Usually, when I arrive at a restaurant to be greeted by fun, enthusiastic staff, I assume this will be a sign of good things to come.
By that token, I expected my dinner this week at The Vintage Kitchen on Poolbeg St. to be great. A bread plate was waiting for us before we ordered our meals, and, when I asked what the hummus-esque spread was accompanying the dish, our waitress not only told me – fennel butter – but rattled off the whole ingredient list with suggestions for how I could make it at home. I was floored by this service and super impressed by the inventiveness of the simple bread dish. The fennel butter was a complex little spread that, paired with just enough bread to keep you busy but not fill you up before your first course, got our meal off to a great start.
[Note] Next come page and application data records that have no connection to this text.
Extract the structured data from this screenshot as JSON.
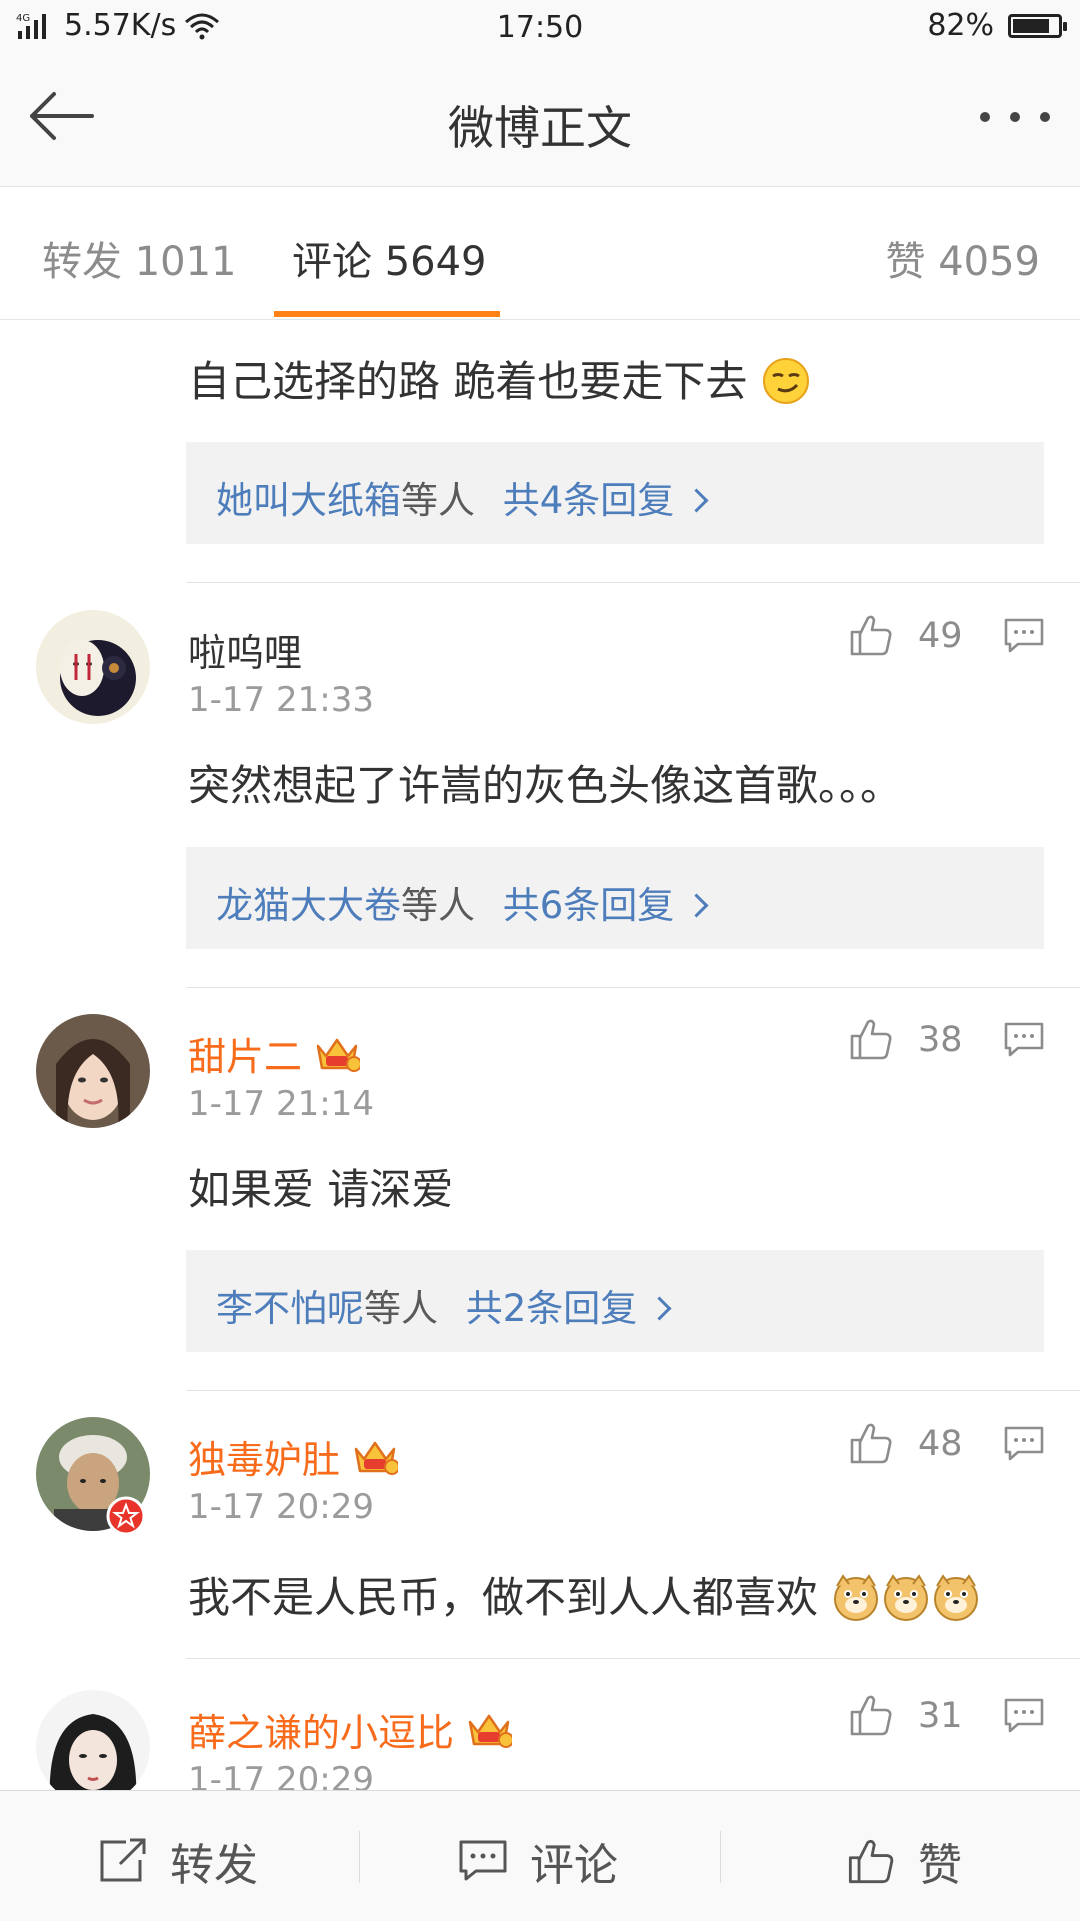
{
  "status_bar": {
    "network": "4G",
    "speed": "5.57K/s",
    "time": "17:50",
    "battery_percent": "82%",
    "battery_level": 0.82
  },
  "header": {
    "title": "微博正文"
  },
  "tabs": {
    "repost": "转发 1011",
    "comments": "评论 5649",
    "likes": "赞 4059"
  },
  "comments": [
    {
      "text": "自己选择的路  跪着也要走下去",
      "emoji": "smirk",
      "reply": {
        "users": "她叫大纸箱",
        "suffix": "等人",
        "count": "共4条回复"
      }
    },
    {
      "username": "啦呜哩",
      "vip": false,
      "time": "1-17 21:33",
      "likes": "49",
      "text": "突然想起了许嵩的灰色头像这首歌。。。",
      "reply": {
        "users": "龙猫大大卷",
        "suffix": "等人",
        "count": "共6条回复"
      }
    },
    {
      "username": "甜片二",
      "vip": true,
      "time": "1-17 21:14",
      "likes": "38",
      "text": "如果爱 请深爱",
      "reply": {
        "users": "李不怕呢",
        "suffix": "等人",
        "count": "共2条回复"
      }
    },
    {
      "username": "独毒妒肚",
      "vip": true,
      "time": "1-17 20:29",
      "likes": "48",
      "text": "我不是人民币，做不到人人都喜欢",
      "emoji": "doge x3"
    },
    {
      "username": "薛之谦的小逗比",
      "vip": true,
      "time": "1-17 20:29",
      "likes": "31"
    }
  ],
  "bottom_bar": {
    "repost": "转发",
    "comment": "评论",
    "like": "赞"
  },
  "colors": {
    "accent": "#fe8215",
    "link_blue": "#4e7dbb",
    "vip_name": "#f86b1b"
  }
}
The trend of awesome service and tasty food only continued with our first course. I ordered the Donegal smoked haddock chowder with chorizo and samphire. It was delicious - the rich, buttery broth and smooth bites of haddock balanced perfectly with the crunch of the samphire and spice of the chorizo.
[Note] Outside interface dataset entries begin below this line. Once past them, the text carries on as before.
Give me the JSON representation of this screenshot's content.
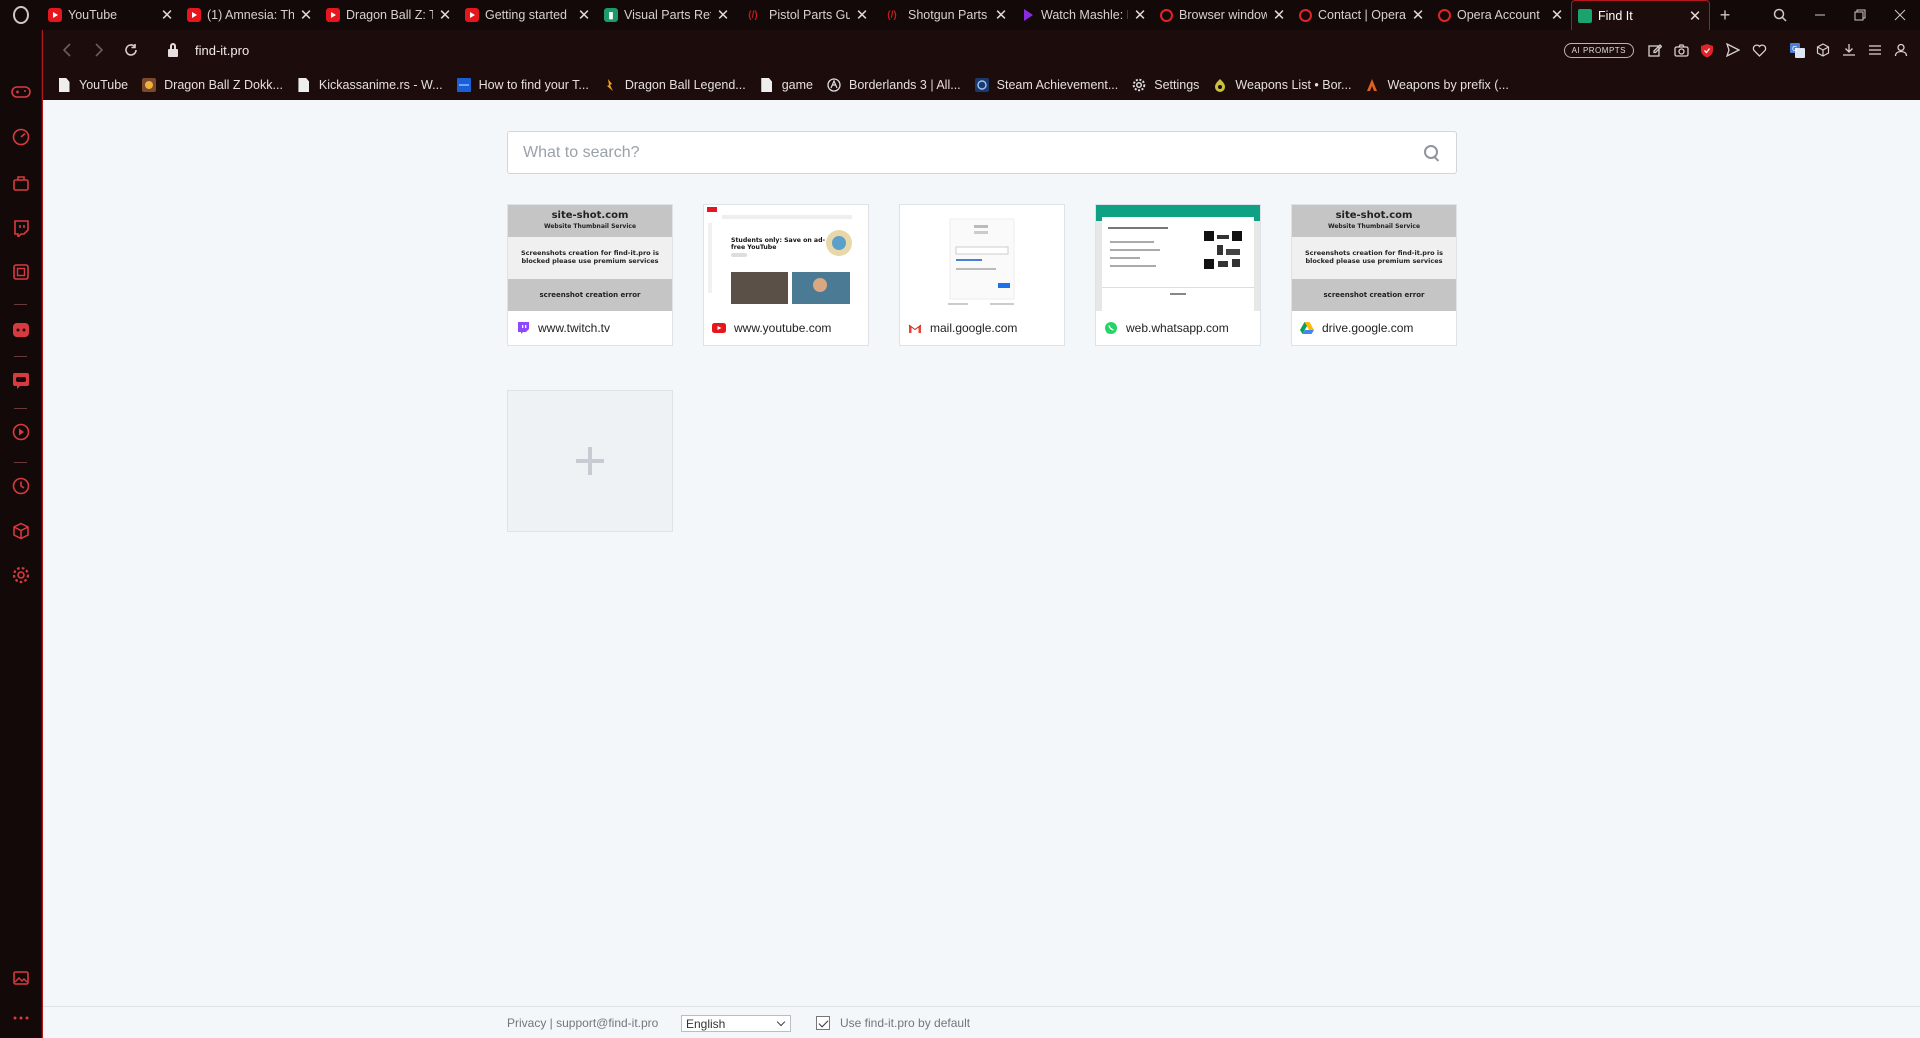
{
  "browser": {
    "tabs": [
      {
        "title": "YouTube",
        "icon": "youtube-icon",
        "active": false
      },
      {
        "title": "(1) Amnesia: Th",
        "icon": "youtube-icon",
        "active": false
      },
      {
        "title": "Dragon Ball Z: T",
        "icon": "youtube-icon",
        "active": false
      },
      {
        "title": "Getting started",
        "icon": "youtube-icon",
        "active": false
      },
      {
        "title": "Visual Parts Ref",
        "icon": "bookmark-green-icon",
        "active": false
      },
      {
        "title": "Pistol Parts Gui",
        "icon": "pp-logo-icon",
        "active": false
      },
      {
        "title": "Shotgun Parts G",
        "icon": "pp-logo-icon",
        "active": false
      },
      {
        "title": "Watch Mashle: I",
        "icon": "play-purple-icon",
        "active": false
      },
      {
        "title": "Browser window",
        "icon": "opera-icon",
        "active": false
      },
      {
        "title": "Contact | Opera",
        "icon": "opera-icon",
        "active": false
      },
      {
        "title": "Opera Account",
        "icon": "opera-icon",
        "active": false
      },
      {
        "title": "Find It",
        "icon": "folder-green-icon",
        "active": true
      }
    ],
    "url": "find-it.pro",
    "ai_prompts_label": "AI PROMPTS",
    "bookmarks": [
      {
        "label": "YouTube",
        "icon": "document-icon"
      },
      {
        "label": "Dragon Ball Z Dokk...",
        "icon": "game-icon"
      },
      {
        "label": "Kickassanime.rs - W...",
        "icon": "document-icon"
      },
      {
        "label": "How to find your T...",
        "icon": "blue-square-icon"
      },
      {
        "label": "Dragon Ball Legend...",
        "icon": "dragonball-icon"
      },
      {
        "label": "game",
        "icon": "document-icon"
      },
      {
        "label": "Borderlands 3 | All...",
        "icon": "borderlands-icon"
      },
      {
        "label": "Steam Achievement...",
        "icon": "steam-icon"
      },
      {
        "label": "Settings",
        "icon": "gear-icon"
      },
      {
        "label": "Weapons List • Bor...",
        "icon": "fandom-icon"
      },
      {
        "label": "Weapons by prefix (...",
        "icon": "flame-icon"
      }
    ]
  },
  "page": {
    "search_placeholder": "What to search?",
    "tiles": [
      {
        "domain": "www.twitch.tv",
        "icon": "twitch-icon",
        "thumb": "site-shot"
      },
      {
        "domain": "www.youtube.com",
        "icon": "youtube-icon",
        "thumb": "youtube"
      },
      {
        "domain": "mail.google.com",
        "icon": "gmail-icon",
        "thumb": "gmail"
      },
      {
        "domain": "web.whatsapp.com",
        "icon": "whatsapp-icon",
        "thumb": "whatsapp"
      },
      {
        "domain": "drive.google.com",
        "icon": "google-drive-icon",
        "thumb": "site-shot"
      }
    ],
    "siteshot": {
      "title": "site-shot.com",
      "subtitle": "Website Thumbnail Service",
      "blocked": "Screenshots creation for find-it.pro is blocked please use premium services",
      "error": "screenshot creation error"
    },
    "youtube_thumb": {
      "headline": "Students only: Save on ad-free YouTube"
    },
    "footer": {
      "links": "Privacy | support@find-it.pro",
      "language": "English",
      "default_label": "Use find-it.pro by default",
      "default_checked": true
    }
  },
  "colors": {
    "accent": "#b3171b",
    "chrome_bg": "#1c0c0c",
    "page_bg": "#f4f7fa"
  }
}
The chowder’s only flaw was that it came in a portion big enough to feed a family of four. This would have been a fantastic main course for a lunch or light dinner, but should probably have been pared down a bit for an appetizer.
My friend’s first course would also have been a satisfying main. He ordered the hake, which came wrapped in Parma ham, and served with a fish cake on the side in a caper sauce.
Like mine, this dish was delicious but far too big, and this seemed to be the case with nearly every starter on the menu. The woman next to us ordered a chili and pancetta risotto to start, and it looked divine, but big enough to easily qualify as a main course.
Unfortunately, when our actual mains arrived, my friend and I found ourselves wishing we had stopped after the starter.
I ordered the chicken dish from the menu, a poussin served up with crispy rice, a savoury crème, and a saucisse of bacon and sweet potato.
I was impressed by the enormous complexity of all three of the sides served with this dish. The ball of rice was inventive, the saucisse multi-layered and interesting, and the crème practically otherworldly in its combination of savoury flavours, whipped texture, and baby pink colouring.
While I appreciated the effort it must have taken to come up with and to prepare these items, ultimately they were too complex. Instead of complementing each other they merely acted as distractions, making every bite a little bit confusing. The poussin had the same problems as the sides: its inventiveness as an ingredient trumped its actual taste.
My friend ordered the beef for his main and, despite a much simpler list of ingredients, also ran into problems..
His dish was essentially just a striploin of beef, potatoes, and green beans, but the menu’s trademark, problematic inventiveness had snuck in in the preparation of the meat. The steak was “twice cooked” and, as a result, heavily charred and very tough around the edges.
The meat grew increasingly tender in the center but also became decreasingly well done. My friend had ordered medium rare, and this was easily rare in the center – a trait neither he nor I minded, but that could certainly be a problem for anyone who likes their meat well done.
At the end of the day, despite the problems, there was a lot to like about The Vintage Kitchen. The atmosphere is very enjoyable, as the place is cosy and filled to the brim with eclectic decorations. They have a generous BYOW policy and even a BYO Vinyl policy - they’ll play any vinyl record you bring along and want to listen to.
It’s a cool place, and the service is, without a doubt, the best I’ve had all year. Even the relatively steep prices - €28 for two courses, €34 for three – make sense when you consider the number of seats in the restaurant, relative to the carefully selected list of inventive ingredients and dishes.
The Vintage Kitchen is a place where I’d love to hang out – I just might not go back for dinner.